# [THE TASK]
Give the count of lines in the data that include "question", with no other words.

==================================================

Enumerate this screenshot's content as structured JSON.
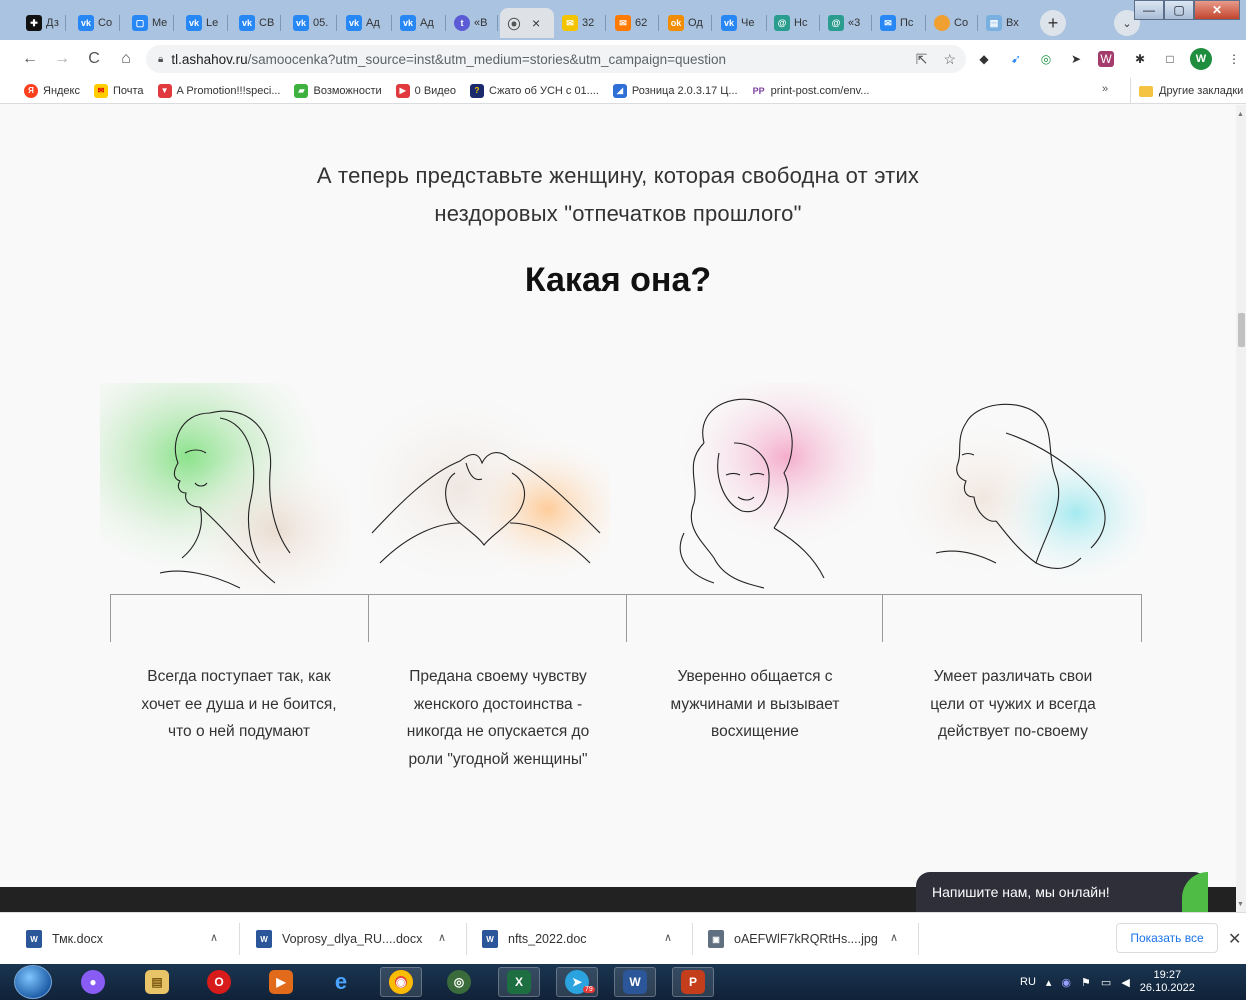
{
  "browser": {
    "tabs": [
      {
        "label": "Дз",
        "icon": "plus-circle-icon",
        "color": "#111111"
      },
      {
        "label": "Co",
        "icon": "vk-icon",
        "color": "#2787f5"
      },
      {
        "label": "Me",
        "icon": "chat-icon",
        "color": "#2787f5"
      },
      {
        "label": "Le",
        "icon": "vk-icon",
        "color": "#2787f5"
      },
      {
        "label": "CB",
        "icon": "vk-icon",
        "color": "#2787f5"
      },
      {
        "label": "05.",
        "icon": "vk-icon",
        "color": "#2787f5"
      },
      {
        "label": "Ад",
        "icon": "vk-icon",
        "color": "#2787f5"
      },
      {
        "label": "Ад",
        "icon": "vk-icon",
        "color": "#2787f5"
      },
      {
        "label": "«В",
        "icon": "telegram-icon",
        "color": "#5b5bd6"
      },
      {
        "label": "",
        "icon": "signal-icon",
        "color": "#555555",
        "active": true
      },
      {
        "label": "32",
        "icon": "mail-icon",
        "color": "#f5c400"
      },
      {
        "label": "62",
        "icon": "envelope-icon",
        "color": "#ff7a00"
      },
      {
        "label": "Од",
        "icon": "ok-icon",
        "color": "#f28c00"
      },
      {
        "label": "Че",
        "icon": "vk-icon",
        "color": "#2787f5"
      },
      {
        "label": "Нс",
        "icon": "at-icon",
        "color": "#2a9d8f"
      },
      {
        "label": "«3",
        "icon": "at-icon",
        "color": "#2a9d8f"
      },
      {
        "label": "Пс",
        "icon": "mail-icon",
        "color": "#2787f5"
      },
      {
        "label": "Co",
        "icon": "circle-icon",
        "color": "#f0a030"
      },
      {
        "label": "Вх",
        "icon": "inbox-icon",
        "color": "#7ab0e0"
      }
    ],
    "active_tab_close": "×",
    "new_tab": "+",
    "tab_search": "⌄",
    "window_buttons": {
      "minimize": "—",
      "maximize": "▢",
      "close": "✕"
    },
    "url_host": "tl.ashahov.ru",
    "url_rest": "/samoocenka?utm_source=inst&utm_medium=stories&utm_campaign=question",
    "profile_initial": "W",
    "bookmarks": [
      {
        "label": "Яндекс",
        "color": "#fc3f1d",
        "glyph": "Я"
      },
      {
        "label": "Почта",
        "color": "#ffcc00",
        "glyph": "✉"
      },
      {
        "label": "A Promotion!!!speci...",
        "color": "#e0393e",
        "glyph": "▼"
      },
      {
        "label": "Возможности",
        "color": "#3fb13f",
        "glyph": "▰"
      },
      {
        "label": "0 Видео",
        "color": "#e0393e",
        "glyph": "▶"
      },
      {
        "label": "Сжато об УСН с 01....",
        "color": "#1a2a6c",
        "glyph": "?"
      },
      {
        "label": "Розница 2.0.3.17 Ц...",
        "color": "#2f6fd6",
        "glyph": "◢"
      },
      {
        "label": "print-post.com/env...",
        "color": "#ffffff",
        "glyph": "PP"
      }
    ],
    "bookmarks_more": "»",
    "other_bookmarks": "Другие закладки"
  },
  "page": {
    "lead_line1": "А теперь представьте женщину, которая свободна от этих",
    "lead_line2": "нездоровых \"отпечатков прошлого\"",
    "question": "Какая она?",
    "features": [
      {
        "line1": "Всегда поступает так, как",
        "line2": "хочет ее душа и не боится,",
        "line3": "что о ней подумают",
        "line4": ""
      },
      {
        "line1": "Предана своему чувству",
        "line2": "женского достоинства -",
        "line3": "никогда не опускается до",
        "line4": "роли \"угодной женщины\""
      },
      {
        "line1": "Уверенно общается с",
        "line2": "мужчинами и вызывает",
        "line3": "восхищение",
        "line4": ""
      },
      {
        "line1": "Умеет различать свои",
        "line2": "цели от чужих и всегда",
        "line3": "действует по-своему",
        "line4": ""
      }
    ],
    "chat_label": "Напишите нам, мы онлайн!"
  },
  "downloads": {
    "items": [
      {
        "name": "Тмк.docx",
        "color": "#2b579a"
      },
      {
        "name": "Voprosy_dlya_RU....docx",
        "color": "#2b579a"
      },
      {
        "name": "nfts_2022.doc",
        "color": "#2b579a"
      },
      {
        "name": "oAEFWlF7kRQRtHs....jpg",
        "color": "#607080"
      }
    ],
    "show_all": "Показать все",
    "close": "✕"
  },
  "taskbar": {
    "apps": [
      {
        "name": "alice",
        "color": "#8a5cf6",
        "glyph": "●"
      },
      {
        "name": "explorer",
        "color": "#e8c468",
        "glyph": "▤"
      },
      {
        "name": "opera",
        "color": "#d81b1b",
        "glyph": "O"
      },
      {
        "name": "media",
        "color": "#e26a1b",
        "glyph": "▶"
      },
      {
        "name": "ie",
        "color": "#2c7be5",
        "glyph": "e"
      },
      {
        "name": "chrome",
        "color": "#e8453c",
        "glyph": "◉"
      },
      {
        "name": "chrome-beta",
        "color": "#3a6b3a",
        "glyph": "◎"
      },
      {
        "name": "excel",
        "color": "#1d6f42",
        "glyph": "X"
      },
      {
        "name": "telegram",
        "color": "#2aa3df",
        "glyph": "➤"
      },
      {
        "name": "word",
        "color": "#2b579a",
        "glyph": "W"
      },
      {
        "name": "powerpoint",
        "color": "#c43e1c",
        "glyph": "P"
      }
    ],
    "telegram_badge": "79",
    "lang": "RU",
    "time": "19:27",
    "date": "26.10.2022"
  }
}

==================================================

# [RESPONSE TO THIS TASK]
2